It can be overwhelming. There is so much about bike repair and bike maintenance that I don’t know yet and I find myself constantly playing catch up, trying to learn what I need to know to keep my bikes in good condition.
Sometimes, I look at one of my bikes and think,
“I have no clue how this thing actually works, what am I even doing riding it anywhere?”
I guess learning it all doesn’t happen overnight. The good thing is I am making progress, albeit slower progress than my bikes surely hope for.
Last week, my mountain bike started squeaking with every pedal stroke. I figured the chain needed a good cleaning, so that day when I got home from work I scrubbed everything down.

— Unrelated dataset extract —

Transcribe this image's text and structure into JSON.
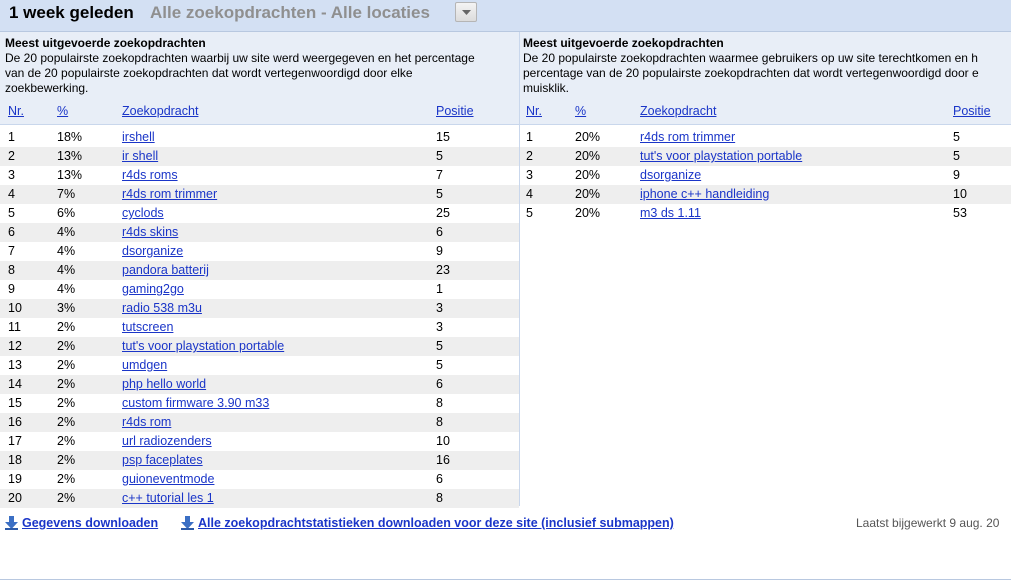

In the morning, I applied a fresh layer of lube and called it good.
It wasn’t good. The squeaking continued. Is there anything worse then riding a madly squeaking bike?
This time when I got home, I looked at each moving part to determine what could possibly be causing my ears such pain. The culprit turned out to be the innocent looking guide pulley.
Yesterday I got out my set of Allen keys and confidently loosened the bolt which held the pulley in place. (Guide pulleys can sense fear so my use of the term “confidently” is a cover-up of my actual emotional state.)
Since I was already tinkering around with the derailleur, I took the other pulley out as well.
After cleaning each part, I lubed the pulleys and tightened them back into their respective places. And for bonus points I figured out why I have been having trouble with my rear brakes; one of the pads was up too high and was brushing the tire.
I felt like a champ. I had diagnosed the problem and solved it.
Did the process take a few hours?
Was I laughably clumsy the entire time?
Did I put the chain around the pulleys incorrectly the first couple of tries?
But everything is back in place and working fine. And best of all, I did it all by myself.